Although BlackBerry has shown some stability, selling 3.4 million smartphones in the most recent quarter, the company does not present any real threat to Apple (AAPL) or Samsung (SSNLF). For Lenovo, however, there are strong synergies already in place.
Last week, BlackBerry announced plans to sell its new handset model, the BlackBerry Z3, a cheaper phone with a low-cost touch-screen designed specifically for Indonesia. The phone is also aimed at expanding BlackBerry's position in emerging markets like Asia and South America.
These are markets where Lenovo can thrive. And when you factor BlackBerry's QNX services platform, which can be used as Lenovo's push into the realm of the connected car, this deal makes sense on every level. The only issue is the cost.
Lenovo has roughly $4 billion in cash on the balance sheet and another $455 million in borrowing power. Combine this with the company's recent bond offering of $1.5 billion and its $300 million in operating cash flow, you're looking at more than $6 billion in buying power.
BlackBerry has a market cap of $3.8 billion. Tack on a 30% to 40% premium, this deal can get done in the range of $5 to $5.5 billion. And in the process, Lenovo will achieve its ultimate goal, which is to narrow the gap between it and its rivals Apple and Samsung.
The only questions is, will BlackBerry sell?
At the time of publication, the author was long AAPL and held no position in any of the stocks mentioned.

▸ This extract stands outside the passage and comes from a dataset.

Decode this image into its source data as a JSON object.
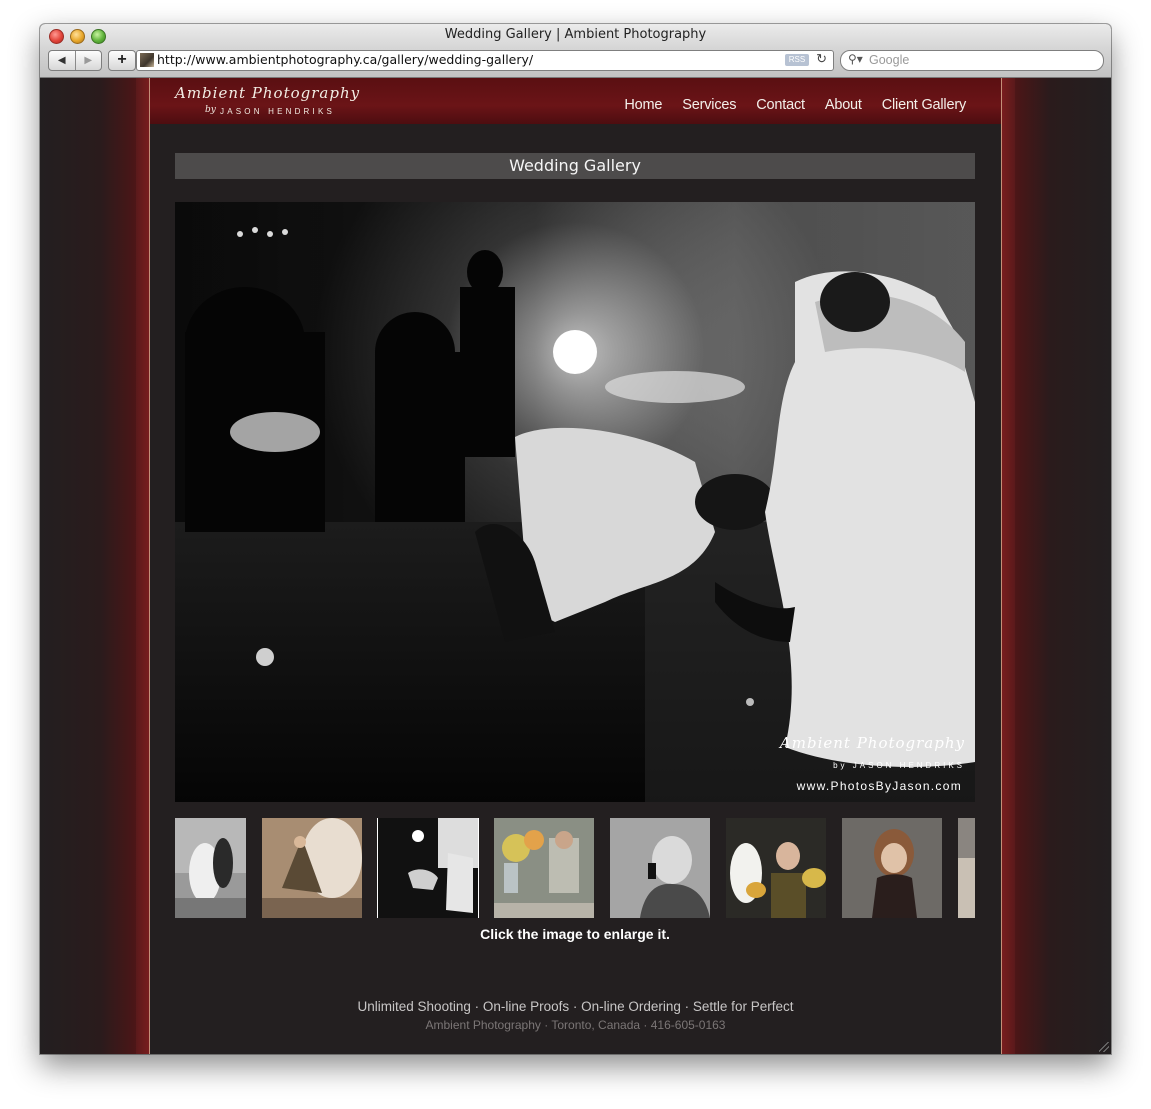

This article represents the opinion of a contributor and not necessarily that of TheStreet or its editorial staff.